Do you remember that burning feeling in your mouth after you’ve eaten a particularly hot pepper? That heat is created by a chemical found in peppers called capsaicin. There is even a culture of foodies in the United States who aim to eat some of the the hottest peppers in the world containing this chemical. While eating ghost peppers may not sound like your idea of a good time, there may be another healthy and pain-relieving use for this heat-inducing chemical.
How does capsaicin help with pain?
Capsaicin can help reduce pain when used as a topical treatment for various types of conditions, including peripheral neuropathy, arthritis, and fibromyalgia.

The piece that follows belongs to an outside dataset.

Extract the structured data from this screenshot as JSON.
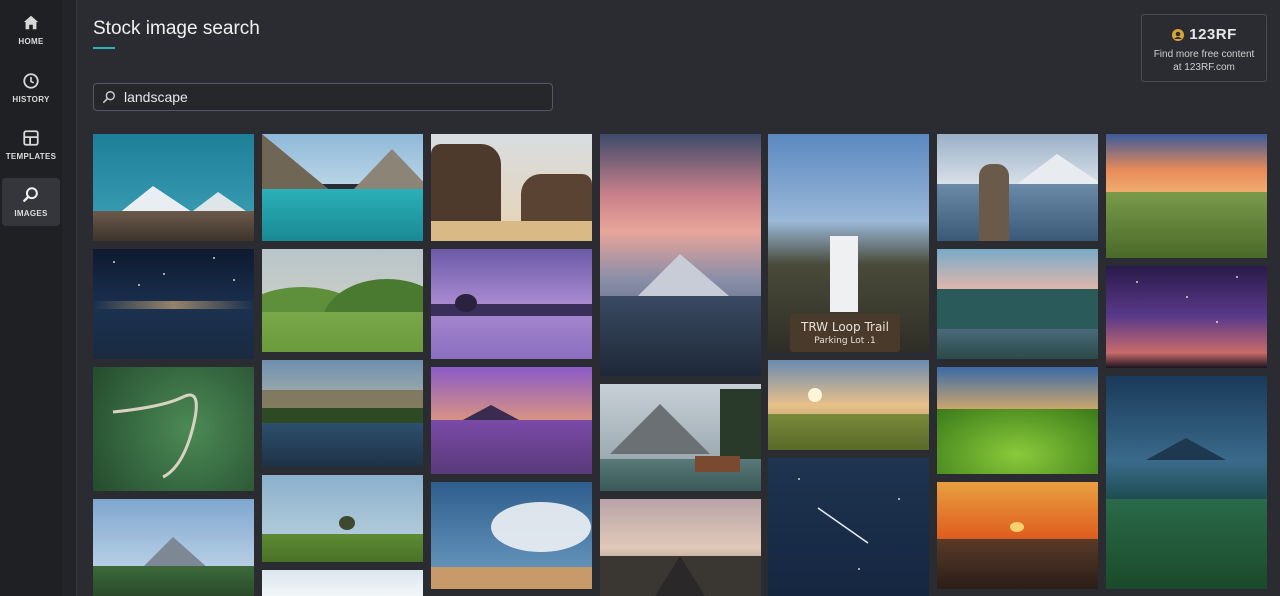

Patients who have suffered from shingles and post-herpetic neuralgia or other chronic conditions, such as arthritis and fibromyalgia, may find relief by applying ointments with a concentrated dose of the chemical.
Your doctor may suggest capsaicin for the following conditions:
- Pain after surgery
- Neuropathy such as diabetic neuropathy and shingles
- Cluster or migraine headaches
- Rheumatoid arthritis and osteoarthritis
How do you use capsaicin?
Administer these treatments directly to the area in pain. The ointment is left on the skin until the patient can feel the heat. At this point, the medication is removed.
You can also purchase over-the-counter patches with capsaicin. You can safely apply them to the affected area to provide direct pain relief.
High doses of capsaicin can be extremely painful if not used properly. For example, you’ll also find this chemical in use at high dosages as pepper spray as a personal safety aid. Be sure to wash your hands whenever you handle capsaicin or raw peppers to avoid contact with your eyes. Anyone who has chopped jalapeños and accidentally touched sensitive body parts before washing their hands can tell you about the painful effects of this chemical.
Otherwise, there are very few safety concerns with its use. Most of them involve the safe handling of the medication to avoid contact with sensitive areas. Itching may occur during the treatments but this usually subsides. Doctors recommend starting with smaller doses and gradually increasing the amount as your body gets used to the sensation.
Have you used capsaicin to alleviate your pain?